Twitter recently announced a test project allowing tweets to be expanded to 280 characters - double the existing limit.
"We're expanding the character limit!"
The company started testing the longer tweet limit with a small group of users in September. "But importantly, people Tweeted below 140 most of the time and the brevity of Twitter remained", the company wrote in a blog post Tuesday afternoon.
Rozen said during the testing period, only 5% of tweets topped the 140-character limit, and only 2% went beyond 190 characters. The result is that users spend too much time trying to edit their tweets down, or abandon them altogether.
"Historically, 9pc of Tweets in English hit the character limit", said Ms Rosen.
Samsung's work-focused Note 8 has better support than your phone
Users in South Korea, who have purchased the Samsung device from carriers like SKT, KT, and LG U+ will be getting the updates.
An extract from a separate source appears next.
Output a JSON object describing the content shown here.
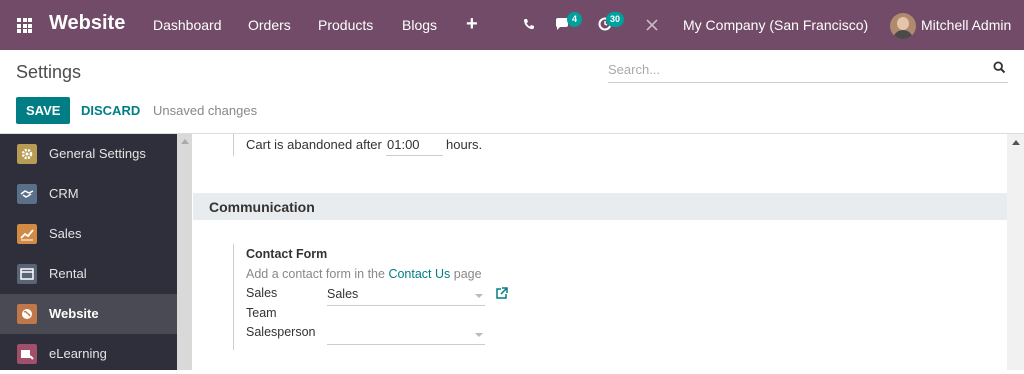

Samsung's Galaxy Note 8 Enterprise Edition comes with the promise of monthly security updates for up to three years.
Twitter claims that its initial experiment showed that people who had more room to tweet received "more engagement" ie tweets, retweets and likes - something that's likely to be a draw for brands who use the platform natively.
However, the company chose to not rely on a user's system language or location to implement these varying limits.
Users had also anxious that longer tweets would exacerbate Twitter's ongoing problem with harassment - more characters might mean more scope for abuse.
"For reference, in the timeline, Tweets with an image or poll usually take up more space than a 190 character Tweet", Rozen added. The change was made to give people more space to express themselves in certain languages where the company felt the 140 restriction was limiting. People did silly (creative!) things like writing just a few characters per line to make their Tweets extra large. "We'll definitely see some of this novelty effect spike again with this week's launch and expect it to resume to normal behavior soon after". We're you concerned at first, but now don't mind? After awhile, we'll stop noticing long tweets in our newsfeeds (unless they keep getting bounced to the top, in case we missed them), but right now, Twitter is rubbing a lot of people the wrong way with this move.